I am an advocate for churches to partake of communion every single week. I see more benefit in doing so weekly, as opposed to say, four times a year, which is more common in certain denominations.
Now, let me be clear. We are not told in Scripture how often to partake of the Lord’s Supper. As a matter of fact, we are given freedom on this issue. 1st Corinthians 11:26 tells us: “For as often as you eat of this bread and drink the cup, you proclaim the Lord’s death until he comes.”
I believe that the New Testament is more focused on HOW we do it, than HOW OFTEN we do it. But, the frequency in which a church partakes, is a discussion worth having. I could mention more reasons why I think a church could benefit from partaking of the Lord’s Supper every single week, but I’ll just mention three:
1. The early church had weekly (maybe even daily) communion. This reason is good enough for me. The churches that were planted, pastored, and taught by the Apostles themselves practiced communion every single week. It was a priority for them. Their worship gatherings centered around this worship practice. The first believers made this expression of worship a priority, and I believe we should follow their example.
2. Communion is one of the few worship practices we are prescribed in the New Testament. The Old Testament had many guidelines for worship practices, and they were given for good reason. But for New Testament worshipers, we aren’t given very much instruction. We aren’t expected to observe the many worship feasts and festivals of the Old Testament. We don’t practice the various sacrifices and offerings. We don’t do ceremonial cleansing. But, we are instructed in a few things, and partaking of the Lord’s Supper is one of them. It is a shame when we make room for man-made practices like special music, drama, or altar-calls, but neglect a biblical practice of worship.
3. The arguments against weekly communion are pretty weak. I’ve heard people say that the reasoning for only doing the Lord’s Supper a few times a year, is so that it doesn’t become routine and they want to keep it special. I would argue that by doing it so infrequently, it looses its significance and importance (at least in the eyes of the worshipers). Besides, we wouldn’t apply that same logic to other expressions of worship such as singing, praying, sermons, and certainly not the giving of offerings.
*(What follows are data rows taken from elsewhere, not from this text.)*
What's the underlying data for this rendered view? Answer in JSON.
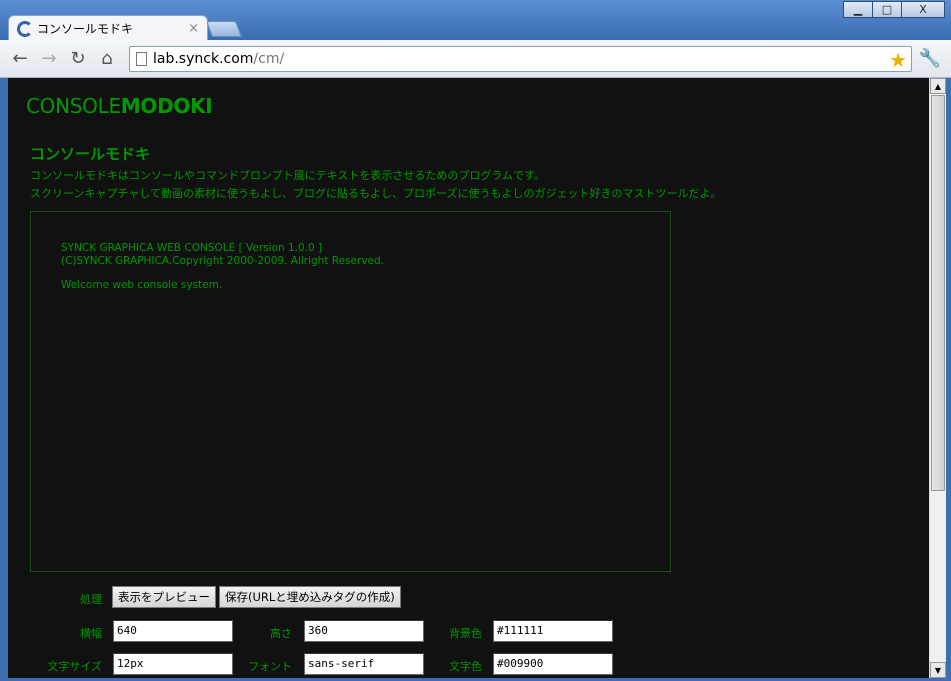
{
  "browser": {
    "tab_title": "コンソールモドキ",
    "tab_close": "×",
    "url_host": "lab.synck.com",
    "url_path": "/cm/",
    "win_minimize": "▁",
    "win_maximize": "□",
    "win_close": "X"
  },
  "page": {
    "logo_light": "CONSOLE",
    "logo_bold": "MODOKI",
    "heading": "コンソールモドキ",
    "desc_line1": "コンソールモドキはコンソールやコマンドプロンプト風にテキストを表示させるためのプログラムです。",
    "desc_line2": "スクリーンキャプチャして動画の素材に使うもよし、ブログに貼るもよし、プロポーズに使うもよしのガジェット好きのマストツールだよ。",
    "console_lines": [
      "SYNCK GRAPHICA WEB CONSOLE [ Version 1.0.0 ]",
      "(C)SYNCK GRAPHICA.Copyright 2000-2009. Allright Reserved.",
      "Welcome web console system."
    ]
  },
  "form": {
    "process_label": "処理",
    "preview_button": "表示をプレビュー",
    "save_button": "保存(URLと埋め込みタグの作成)",
    "width_label": "横幅",
    "width_value": "640",
    "height_label": "高さ",
    "height_value": "360",
    "bg_label": "背景色",
    "bg_value": "#111111",
    "fontsize_label": "文字サイズ",
    "fontsize_value": "12px",
    "font_label": "フォント",
    "font_value": "sans-serif",
    "color_label": "文字色",
    "color_value": "#009900"
  },
  "colors": {
    "page_bg": "#111111",
    "text_green": "#009900",
    "console_border": "#1e4a1e"
  },
  "icons": [
    "reload-icon",
    "back-icon",
    "forward-icon",
    "home-icon",
    "page-icon",
    "star-icon",
    "wrench-icon"
  ]
}
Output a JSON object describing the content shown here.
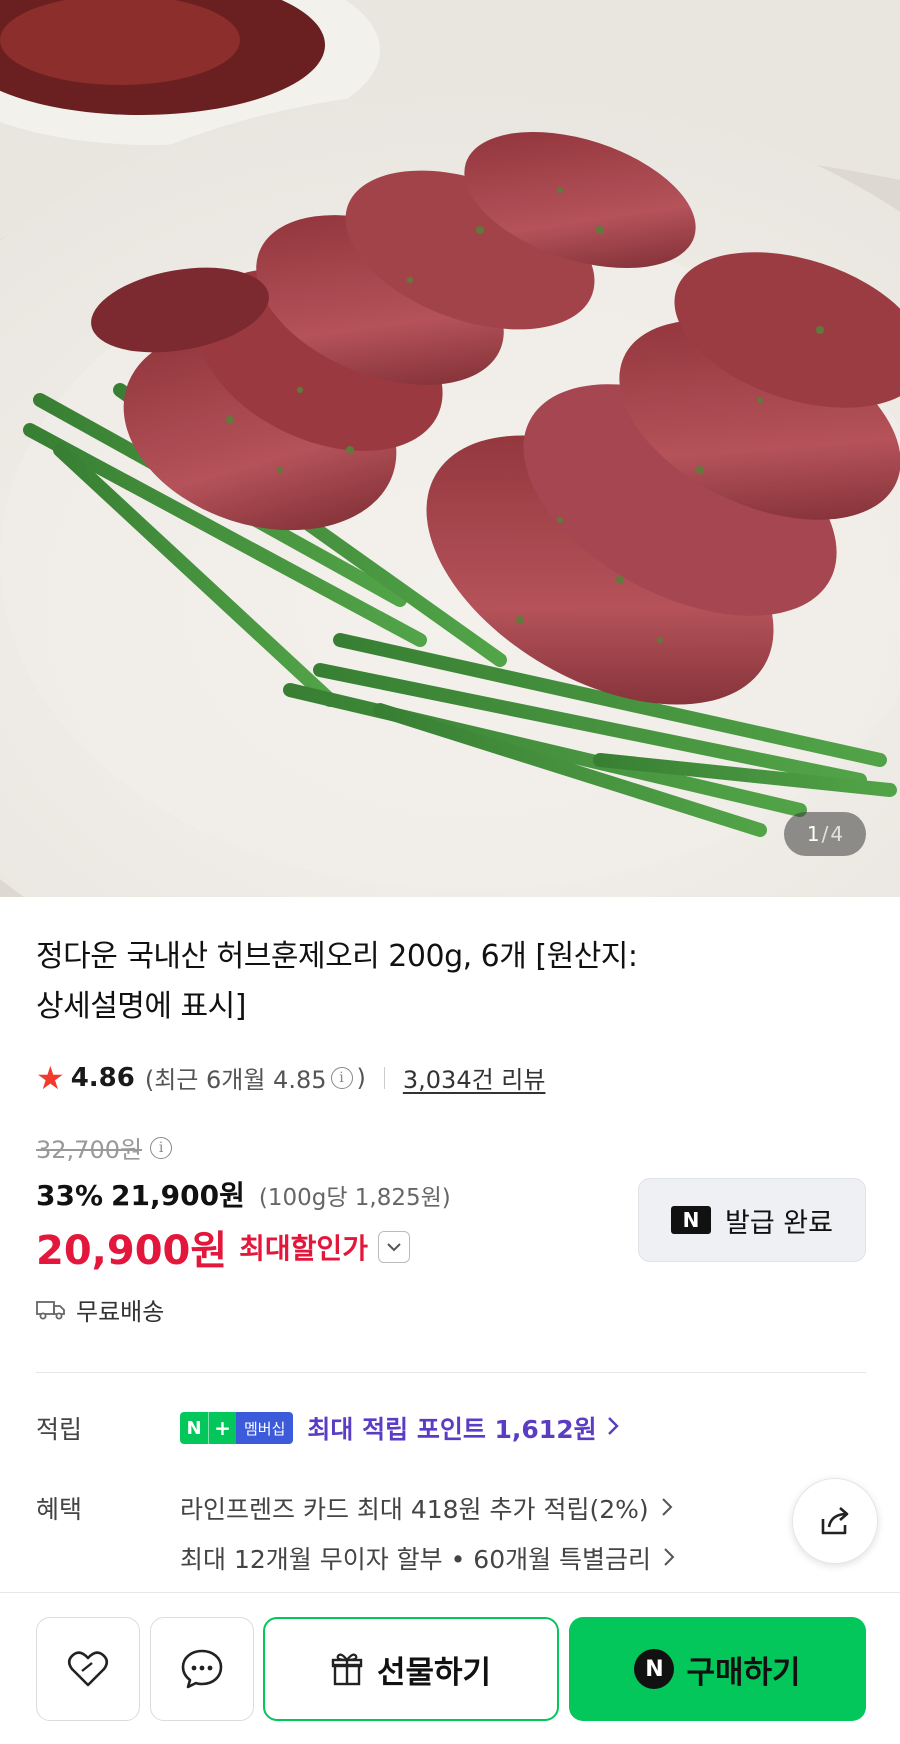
{
  "product": {
    "image_counter": {
      "current": "1",
      "separator": "/",
      "total": "4"
    },
    "title_line1": "정다운 국내산 허브훈제오리 200g, 6개 [원산지:",
    "title_line2": "상세설명에 표시]"
  },
  "rating": {
    "score": "4.86",
    "recent_label": "(최근 6개월 4.85",
    "recent_close": ")",
    "review_link": "3,034건 리뷰"
  },
  "price": {
    "original": "32,700원",
    "discount_rate": "33%",
    "sale": "21,900원",
    "unit": "(100g당 1,825원)",
    "best": "20,900원",
    "best_label": "최대할인가"
  },
  "coupon": {
    "label": "발급 완료",
    "logo": "N"
  },
  "shipping": {
    "label": "무료배송",
    "icon": "truck-icon"
  },
  "points": {
    "row_label": "적립",
    "badge_n": "N",
    "badge_plus": "+",
    "badge_text": "멤버십",
    "text": "최대 적립 포인트 1,612원"
  },
  "benefits": {
    "row_label": "혜택",
    "line1": "라인프렌즈 카드 최대 418원 추가 적립(2%)",
    "line2": "최대 12개월 무이자 할부 • 60개월 특별금리"
  },
  "bottom_bar": {
    "gift_label": "선물하기",
    "buy_label": "구매하기",
    "buy_logo": "N"
  },
  "colors": {
    "accent_green": "#03c75a",
    "sale_red": "#e3173b",
    "points_purple": "#5b3cc4",
    "star": "#f23a2f"
  }
}
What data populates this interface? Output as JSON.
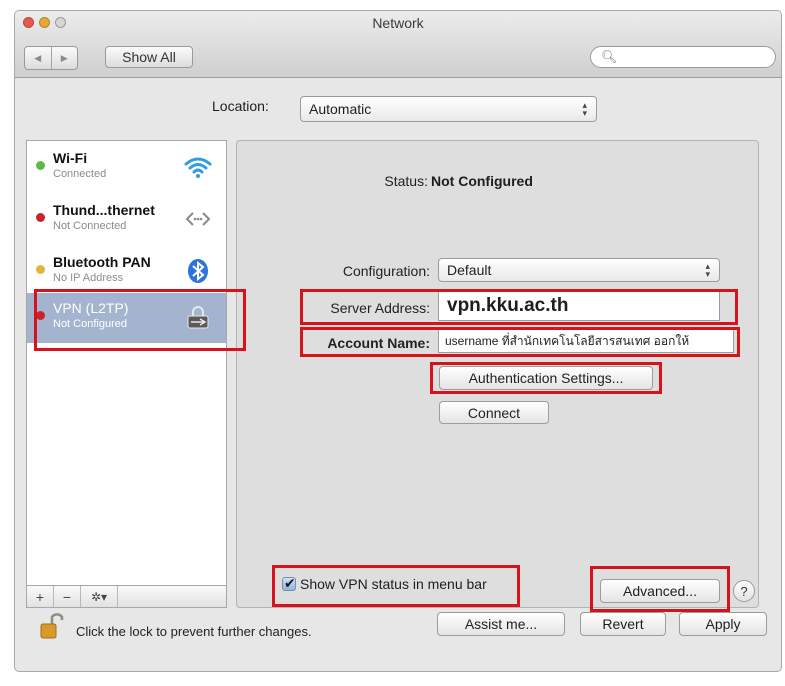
{
  "window": {
    "title": "Network"
  },
  "toolbar": {
    "back": "◀",
    "forward": "▶",
    "show_all": "Show All",
    "search_placeholder": ""
  },
  "location": {
    "label": "Location:",
    "value": "Automatic"
  },
  "services": [
    {
      "name": "Wi-Fi",
      "status": "Connected",
      "dot": "#5fb84a",
      "icon": "wifi-icon"
    },
    {
      "name": "Thund...thernet",
      "status": "Not Connected",
      "dot": "#c8242b",
      "icon": "ethernet-arrows-icon"
    },
    {
      "name": "Bluetooth PAN",
      "status": "No IP Address",
      "dot": "#e0b63a",
      "icon": "bluetooth-icon"
    },
    {
      "name": "VPN (L2TP)",
      "status": "Not Configured",
      "dot": "#c8242b",
      "icon": "vpn-lock-icon"
    }
  ],
  "sidebar_toolbar": {
    "add": "+",
    "remove": "−",
    "gear": "✲▾"
  },
  "detail": {
    "status_label": "Status:",
    "status_value": "Not Configured",
    "configuration_label": "Configuration:",
    "configuration_value": "Default",
    "server_label": "Server Address:",
    "server_value": "vpn.kku.ac.th",
    "account_label": "Account Name:",
    "account_value": "username  ที่สำนักเทคโนโลยีสารสนเทศ ออกให้",
    "auth_button": "Authentication Settings...",
    "connect_button": "Connect",
    "show_vpn_status": "Show VPN status in menu bar",
    "advanced_button": "Advanced...",
    "help": "?"
  },
  "footer": {
    "lock_text": "Click the lock to prevent further changes.",
    "assist": "Assist me...",
    "revert": "Revert",
    "apply": "Apply"
  },
  "colors": {
    "highlight_red": "#d8121b",
    "selection": "#a4b4cf"
  }
}
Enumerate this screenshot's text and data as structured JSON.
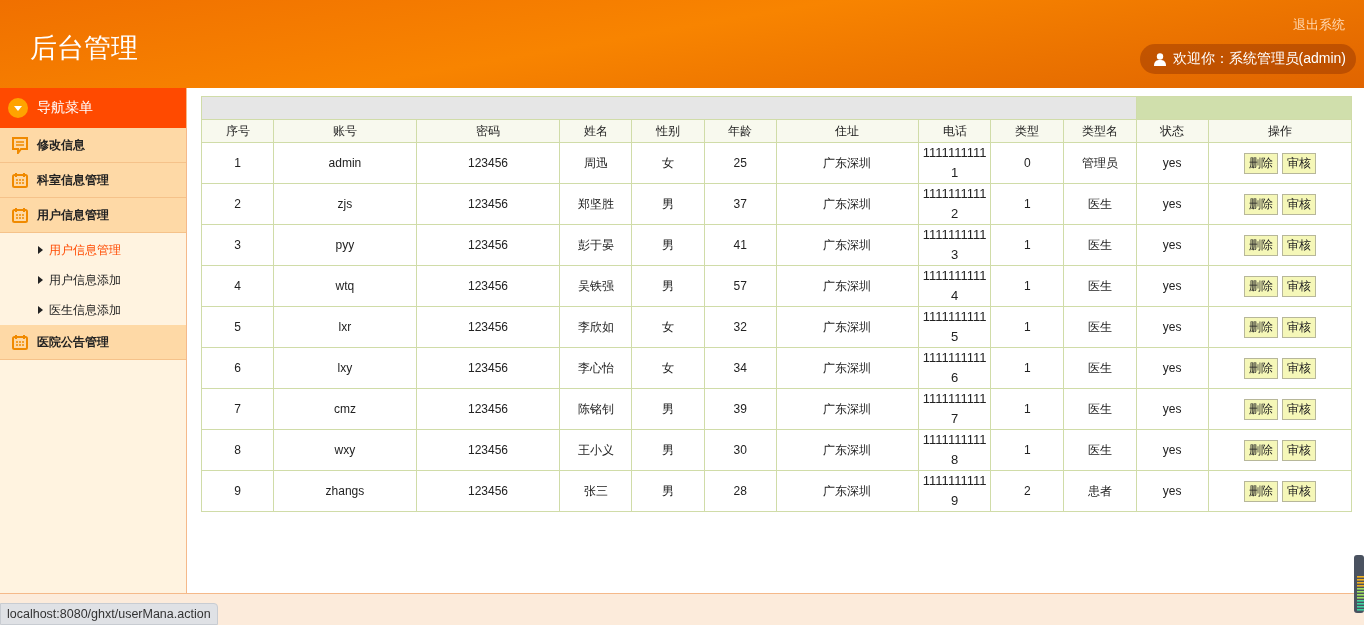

Again, I don’t believe your church (or mine for that matter) is living in sin by not partaking of weekly communion, but I do think we could benefit by revitalizing our focus on this practice and making it a priority in the worship culture of our churches.